Give the entries again exactly, without pictures.

Component data from apps and pages:
■ ■ ■ ■
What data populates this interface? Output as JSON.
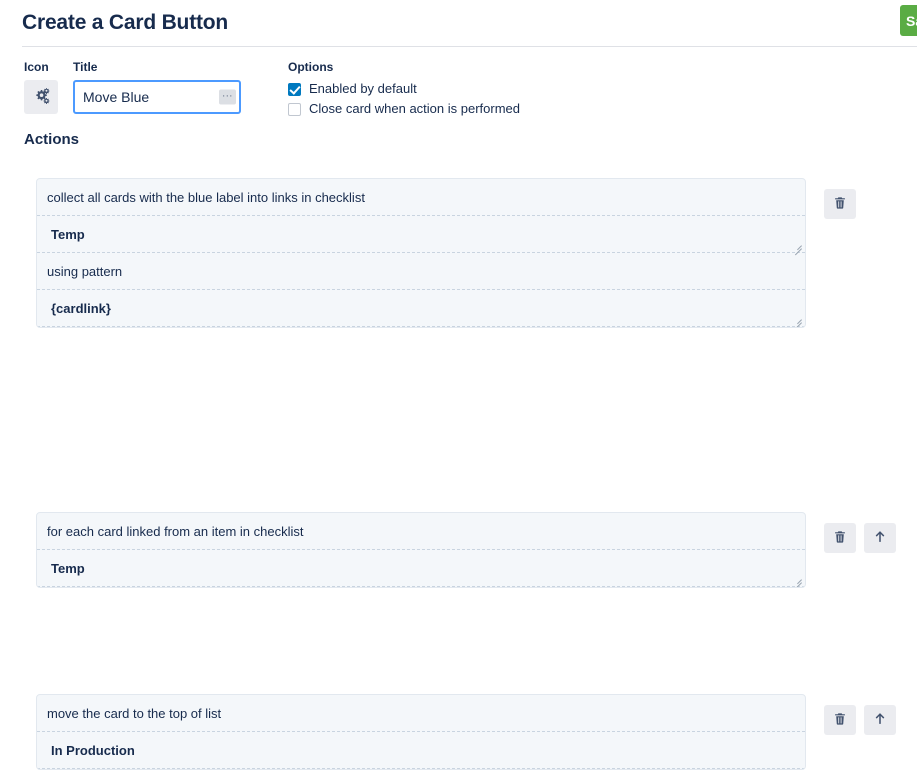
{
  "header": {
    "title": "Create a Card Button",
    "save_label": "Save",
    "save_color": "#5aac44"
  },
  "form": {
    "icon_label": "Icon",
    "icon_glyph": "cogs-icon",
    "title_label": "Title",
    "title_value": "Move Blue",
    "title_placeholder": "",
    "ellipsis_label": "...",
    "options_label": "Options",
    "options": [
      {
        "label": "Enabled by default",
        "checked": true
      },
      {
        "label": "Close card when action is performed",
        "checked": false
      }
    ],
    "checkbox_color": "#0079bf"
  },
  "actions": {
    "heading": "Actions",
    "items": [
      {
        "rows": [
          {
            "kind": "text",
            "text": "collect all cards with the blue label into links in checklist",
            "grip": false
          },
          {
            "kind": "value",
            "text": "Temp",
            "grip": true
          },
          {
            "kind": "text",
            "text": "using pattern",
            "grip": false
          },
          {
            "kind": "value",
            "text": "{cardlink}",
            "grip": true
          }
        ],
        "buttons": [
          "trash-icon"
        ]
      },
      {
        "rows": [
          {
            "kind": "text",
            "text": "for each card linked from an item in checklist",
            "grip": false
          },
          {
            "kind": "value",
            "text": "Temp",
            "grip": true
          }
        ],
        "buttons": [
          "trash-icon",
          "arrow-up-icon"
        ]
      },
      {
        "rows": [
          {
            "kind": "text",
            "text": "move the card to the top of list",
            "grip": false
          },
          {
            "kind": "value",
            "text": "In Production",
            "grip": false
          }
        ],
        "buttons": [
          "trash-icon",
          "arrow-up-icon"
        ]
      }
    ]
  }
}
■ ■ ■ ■
Task answer:
What data populates this interface? Output as JSON.
{
  "header": {
    "title": "Create a Card Button",
    "save_label": "Save",
    "save_color": "#5aac44"
  },
  "form": {
    "icon_label": "Icon",
    "icon_glyph": "cogs-icon",
    "title_label": "Title",
    "title_value": "Move Blue",
    "title_placeholder": "",
    "ellipsis_label": "...",
    "options_label": "Options",
    "options": [
      {
        "label": "Enabled by default",
        "checked": true
      },
      {
        "label": "Close card when action is performed",
        "checked": false
      }
    ],
    "checkbox_color": "#0079bf"
  },
  "actions": {
    "heading": "Actions",
    "items": [
      {
        "rows": [
          {
            "kind": "text",
            "text": "collect all cards with the blue label into links in checklist",
            "grip": false
          },
          {
            "kind": "value",
            "text": "Temp",
            "grip": true
          },
          {
            "kind": "text",
            "text": "using pattern",
            "grip": false
          },
          {
            "kind": "value",
            "text": "{cardlink}",
            "grip": true
          }
        ],
        "buttons": [
          "trash-icon"
        ]
      },
      {
        "rows": [
          {
            "kind": "text",
            "text": "for each card linked from an item in checklist",
            "grip": false
          },
          {
            "kind": "value",
            "text": "Temp",
            "grip": true
          }
        ],
        "buttons": [
          "trash-icon",
          "arrow-up-icon"
        ]
      },
      {
        "rows": [
          {
            "kind": "text",
            "text": "move the card to the top of list",
            "grip": false
          },
          {
            "kind": "value",
            "text": "In Production",
            "grip": false
          }
        ],
        "buttons": [
          "trash-icon",
          "arrow-up-icon"
        ]
      }
    ]
  }
}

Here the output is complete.